• Required action: The full set of lines below has to be duplicated exactly, with no picture kept.

(Entries from a dataset of interfaces)
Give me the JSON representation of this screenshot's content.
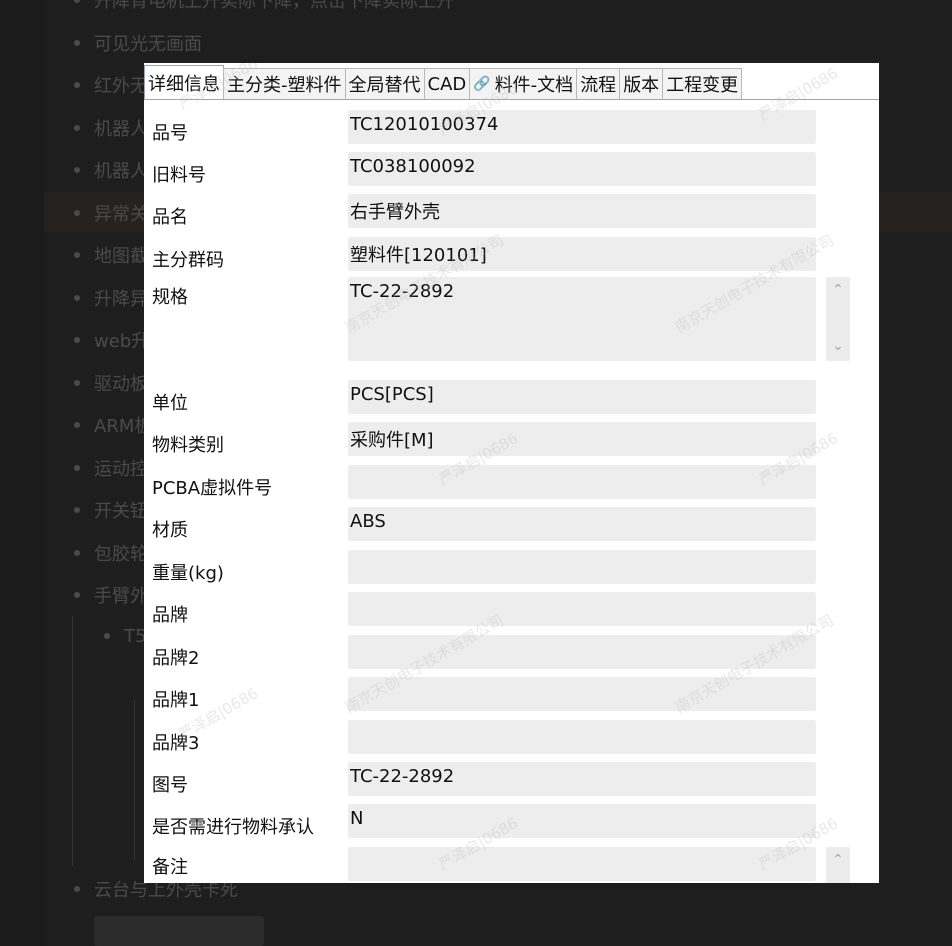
{
  "background": {
    "items": [
      "升降背电机上升实际下降，点击下降实际上升",
      "可见光无画面",
      "红外无",
      "机器人",
      "机器人",
      "异常关",
      "地图截",
      "升降异",
      "web升",
      "驱动板",
      "ARM板",
      "运动控",
      "开关钮",
      "包胶轮",
      "手臂外"
    ],
    "sub_item": "T5",
    "last_item": "云台与上外壳卡死"
  },
  "tabs": [
    {
      "label": "详细信息",
      "active": true,
      "icon": ""
    },
    {
      "label": "主分类-塑料件",
      "active": false,
      "icon": ""
    },
    {
      "label": "全局替代",
      "active": false,
      "icon": ""
    },
    {
      "label": "CAD",
      "active": false,
      "icon": ""
    },
    {
      "label": "料件-文档",
      "active": false,
      "icon": "paperclip-icon"
    },
    {
      "label": "流程",
      "active": false,
      "icon": ""
    },
    {
      "label": "版本",
      "active": false,
      "icon": ""
    },
    {
      "label": "工程变更",
      "active": false,
      "icon": ""
    }
  ],
  "fields": [
    {
      "label": "品号",
      "value": "TC12010100374"
    },
    {
      "label": "旧料号",
      "value": "TC038100092"
    },
    {
      "label": "品名",
      "value": "右手臂外壳"
    },
    {
      "label": "主分群码",
      "value": "塑料件[120101]"
    },
    {
      "label": "规格",
      "value": "TC-22-2892"
    },
    {
      "label": "单位",
      "value": "PCS[PCS]"
    },
    {
      "label": "物料类别",
      "value": "采购件[M]"
    },
    {
      "label": "PCBA虚拟件号",
      "value": ""
    },
    {
      "label": "材质",
      "value": "ABS"
    },
    {
      "label": "重量(kg)",
      "value": ""
    },
    {
      "label": "品牌",
      "value": ""
    },
    {
      "label": "品牌2",
      "value": ""
    },
    {
      "label": "品牌1",
      "value": ""
    },
    {
      "label": "品牌3",
      "value": ""
    },
    {
      "label": "图号",
      "value": "TC-22-2892"
    },
    {
      "label": "是否需进行物料承认",
      "value": "N"
    },
    {
      "label": "备注",
      "value": ""
    }
  ],
  "watermarks": [
    "严泽启|0686",
    "南京天创电子技术有限公司"
  ]
}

• Exercise response:
Give me the JSON representation of this screenshot's content.
{
  "background": {
    "items": [
      "升降背电机上升实际下降，点击下降实际上升",
      "可见光无画面",
      "红外无",
      "机器人",
      "机器人",
      "异常关",
      "地图截",
      "升降异",
      "web升",
      "驱动板",
      "ARM板",
      "运动控",
      "开关钮",
      "包胶轮",
      "手臂外"
    ],
    "sub_item": "T5",
    "last_item": "云台与上外壳卡死"
  },
  "tabs": [
    {
      "label": "详细信息",
      "active": true,
      "icon": ""
    },
    {
      "label": "主分类-塑料件",
      "active": false,
      "icon": ""
    },
    {
      "label": "全局替代",
      "active": false,
      "icon": ""
    },
    {
      "label": "CAD",
      "active": false,
      "icon": ""
    },
    {
      "label": "料件-文档",
      "active": false,
      "icon": "paperclip-icon"
    },
    {
      "label": "流程",
      "active": false,
      "icon": ""
    },
    {
      "label": "版本",
      "active": false,
      "icon": ""
    },
    {
      "label": "工程变更",
      "active": false,
      "icon": ""
    }
  ],
  "fields": [
    {
      "label": "品号",
      "value": "TC12010100374"
    },
    {
      "label": "旧料号",
      "value": "TC038100092"
    },
    {
      "label": "品名",
      "value": "右手臂外壳"
    },
    {
      "label": "主分群码",
      "value": "塑料件[120101]"
    },
    {
      "label": "规格",
      "value": "TC-22-2892"
    },
    {
      "label": "单位",
      "value": "PCS[PCS]"
    },
    {
      "label": "物料类别",
      "value": "采购件[M]"
    },
    {
      "label": "PCBA虚拟件号",
      "value": ""
    },
    {
      "label": "材质",
      "value": "ABS"
    },
    {
      "label": "重量(kg)",
      "value": ""
    },
    {
      "label": "品牌",
      "value": ""
    },
    {
      "label": "品牌2",
      "value": ""
    },
    {
      "label": "品牌1",
      "value": ""
    },
    {
      "label": "品牌3",
      "value": ""
    },
    {
      "label": "图号",
      "value": "TC-22-2892"
    },
    {
      "label": "是否需进行物料承认",
      "value": "N"
    },
    {
      "label": "备注",
      "value": ""
    }
  ],
  "watermarks": [
    "严泽启|0686",
    "南京天创电子技术有限公司"
  ]
}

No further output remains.